Rainfall was highly variable across the state, but the statewide average total was 3.38 inches, or 0.44 inches below the long-term average. Wettest conditions, where more than 4-inches were reported, were found over portions of northwestern, west central, central and southeastern Missouri. Driest locations, where less than 2-inches were observed, occurred along Highway 36 in northern Missouri, from St. Joseph to Hannibal. Another dry corridor extended from St. Louis southwestward to Texas County, in south central Missouri, on westward to just east of Joplin, MO, Figure 4. Some of the heaviest and lightest monthly rainfall totals around the state are listed in Table 2.
|July 1-31, 2017 Rainfall reports |
(NWS Coop and CoCoRaHS)
|Station Name ||County ||July 1-31 Precip (in.)|
|Kansas City South ||Jackson ||11.63 |
|North Kansas City 0.6 NNW ||Clay ||11.14 |
|Odessa 1.9 ENE ||Lafayette ||10.60 |
|Pleasant Valley 0.8 NW ||Clay ||10.44 |
|Elm ||Johnson ||10.29 |
|Raymore 1.2 SE ||Cass ||10.18 |
|Potosi ||Washington ||0.43 |
|Kirksville Regional AP ||Adair ||0.92 |
|Caplinger Au Gris L&D ||Lincoln ||1.00 |
|Arnold 0.5 E ||Jefferson ||1.03 |
|Cameron ||De Kalb ||1.05 |
|Marshfield 4.1 WSW ||Webster ||1.10 |
According to the Drought Monitor map, drier conditions had expanded in Missouri since the end of June, especially over southern, east central and northeastern sections of the state, Figure 5. Moderate drought was depicted from St. Louis County southwestward to Crawford County. Many pastures in this region were in very poor condition, Figures 6 and 7.
On July 12-13 an extreme rain event impacted portions of northwestern and north central Missouri, from Grundy to Linn counties.
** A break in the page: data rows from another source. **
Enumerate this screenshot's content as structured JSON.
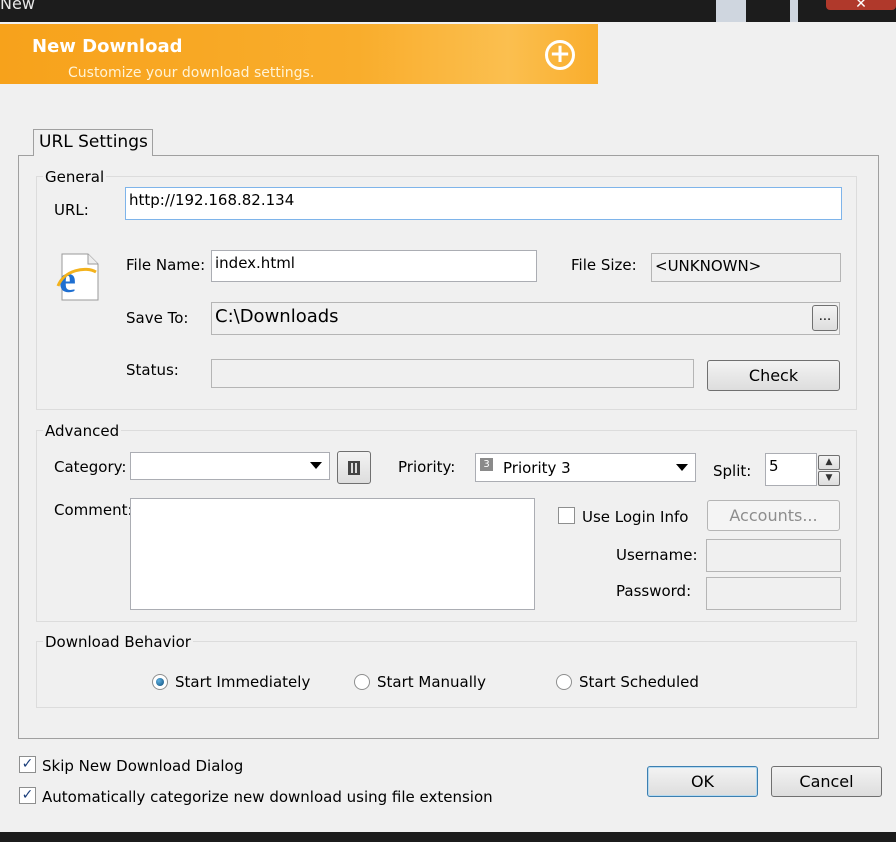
{
  "window": {
    "title": "New"
  },
  "banner": {
    "title": "New Download",
    "subtitle": "Customize your download settings."
  },
  "tab": {
    "label": "URL Settings"
  },
  "general": {
    "legend": "General",
    "url_label": "URL:",
    "url_value": "http://192.168.82.134",
    "filename_label": "File Name:",
    "filename_value": "index.html",
    "filesize_label": "File Size:",
    "filesize_value": "<UNKNOWN>",
    "saveto_label": "Save To:",
    "saveto_value": "C:\\Downloads",
    "browse_label": "...",
    "status_label": "Status:",
    "status_value": "",
    "check_label": "Check"
  },
  "advanced": {
    "legend": "Advanced",
    "category_label": "Category:",
    "category_value": "",
    "priority_label": "Priority:",
    "priority_badge": "3",
    "priority_value": "Priority 3",
    "split_label": "Split:",
    "split_value": "5",
    "comment_label": "Comment:",
    "use_login_label": "Use Login Info",
    "accounts_label": "Accounts...",
    "username_label": "Username:",
    "password_label": "Password:"
  },
  "behavior": {
    "legend": "Download Behavior",
    "options": [
      "Start Immediately",
      "Start Manually",
      "Start Scheduled"
    ],
    "selected": "Start Immediately"
  },
  "footer": {
    "skip_dialog_label": "Skip New Download Dialog",
    "auto_categorize_label": "Automatically categorize new download using file extension",
    "ok_label": "OK",
    "cancel_label": "Cancel"
  },
  "colors": {
    "banner": "#f7a21b",
    "accent_blue": "#3c7fb1"
  },
  "icons": [
    "close-icon",
    "add-circle-icon",
    "ie-file-icon",
    "bookmark-icon",
    "dropdown-caret-icon",
    "spin-up-icon",
    "spin-down-icon"
  ]
}
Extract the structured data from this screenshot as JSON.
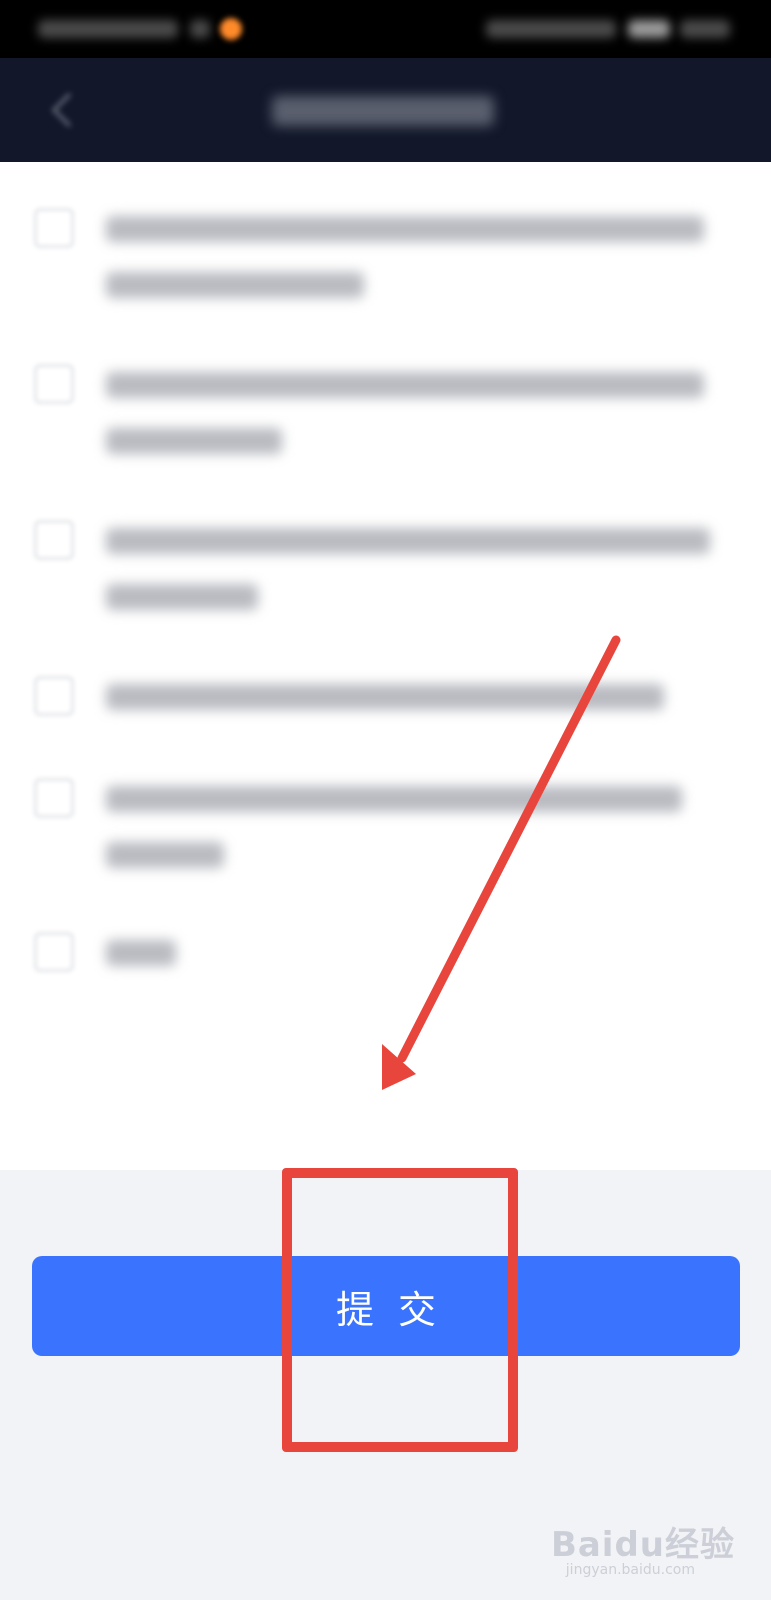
{
  "submit": {
    "label": "提交",
    "color": "#3a73fd"
  },
  "annotation": {
    "highlight_color": "#e8453c"
  },
  "watermark": {
    "brand": "Baidu经验",
    "url": "jingyan.baidu.com"
  },
  "icons": {
    "back": "back-arrow-icon",
    "checkbox": "checkbox-icon"
  }
}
An observer residing 1.3 miles east-southeast of Jamesport, in Daviess County, reported 9.30 inches the morning of July 13. Another observer residing 5.5 miles south-southeast of Trenton, in Grundy County, reported 8.68 inches that morning. Flash flooding was reported in the area.
Another extreme rain event impacted west central Missouri on July 26-27, including the Kansas City metro area, with several locations reporting 4-7 inches. Heaviest reports of more than 8-inches were observed in Johnson County (Odessa, 6.7 SSW, 8.52"), Lafayette County (Odessa, 1.9 ENE, 8.60") and Clay County (Gladstone, 1.1 NE, 8.75"). Major flash flooding occurred during the event with numerous water rescues reported around the Kansas City area. Fortunately, there were no casualties.
According to the Missouri Agricultural Statistics Service report from July 30, 2017, 59% of the state reported topsoil moisture supplies in adequate condition with 35% of the state reporting topsoil moisture in short condition. Statewide subsoil condition was reported 68% adequate. Corn, soybean and pasture conditions were reported at 61%, 65%, and 50% in good to excellent condition, respectively. The majority of hay and stock water supplies were adequate to surplus.
Figure 6. Washington County, near Potosi, Missouri, Photo: Rachel Hopkins
Figure 7. Crawford County, near Dillard, Missouri, Photo: Rachel Hopkins
Source: Pat Guinan, 573-882-5908